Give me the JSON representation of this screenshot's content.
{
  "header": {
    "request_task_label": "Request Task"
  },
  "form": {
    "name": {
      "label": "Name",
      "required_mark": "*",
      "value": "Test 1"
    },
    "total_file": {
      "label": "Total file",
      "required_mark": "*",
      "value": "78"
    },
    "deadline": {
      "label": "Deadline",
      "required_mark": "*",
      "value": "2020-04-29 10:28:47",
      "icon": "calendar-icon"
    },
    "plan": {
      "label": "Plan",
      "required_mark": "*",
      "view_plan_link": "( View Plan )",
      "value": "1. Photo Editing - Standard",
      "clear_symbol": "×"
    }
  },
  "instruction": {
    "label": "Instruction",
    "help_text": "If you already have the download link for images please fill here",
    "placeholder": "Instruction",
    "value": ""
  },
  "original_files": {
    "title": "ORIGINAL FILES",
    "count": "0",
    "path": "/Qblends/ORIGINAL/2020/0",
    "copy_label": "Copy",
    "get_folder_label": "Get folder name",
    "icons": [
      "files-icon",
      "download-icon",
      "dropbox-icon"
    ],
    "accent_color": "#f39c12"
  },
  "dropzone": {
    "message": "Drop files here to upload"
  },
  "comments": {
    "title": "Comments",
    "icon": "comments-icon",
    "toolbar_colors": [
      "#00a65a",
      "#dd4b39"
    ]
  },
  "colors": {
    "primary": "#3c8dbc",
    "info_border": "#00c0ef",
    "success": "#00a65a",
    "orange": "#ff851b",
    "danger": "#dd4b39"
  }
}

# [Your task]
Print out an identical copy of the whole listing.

# [Response box]
Give me the JSON representation of this screenshot's content.
{
  "header": {
    "request_task_label": "Request Task"
  },
  "form": {
    "name": {
      "label": "Name",
      "required_mark": "*",
      "value": "Test 1"
    },
    "total_file": {
      "label": "Total file",
      "required_mark": "*",
      "value": "78"
    },
    "deadline": {
      "label": "Deadline",
      "required_mark": "*",
      "value": "2020-04-29 10:28:47",
      "icon": "calendar-icon"
    },
    "plan": {
      "label": "Plan",
      "required_mark": "*",
      "view_plan_link": "( View Plan )",
      "value": "1. Photo Editing - Standard",
      "clear_symbol": "×"
    }
  },
  "instruction": {
    "label": "Instruction",
    "help_text": "If you already have the download link for images please fill here",
    "placeholder": "Instruction",
    "value": ""
  },
  "original_files": {
    "title": "ORIGINAL FILES",
    "count": "0",
    "path": "/Qblends/ORIGINAL/2020/0",
    "copy_label": "Copy",
    "get_folder_label": "Get folder name",
    "icons": [
      "files-icon",
      "download-icon",
      "dropbox-icon"
    ],
    "accent_color": "#f39c12"
  },
  "dropzone": {
    "message": "Drop files here to upload"
  },
  "comments": {
    "title": "Comments",
    "icon": "comments-icon",
    "toolbar_colors": [
      "#00a65a",
      "#dd4b39"
    ]
  },
  "colors": {
    "primary": "#3c8dbc",
    "info_border": "#00c0ef",
    "success": "#00a65a",
    "orange": "#ff851b",
    "danger": "#dd4b39"
  }
}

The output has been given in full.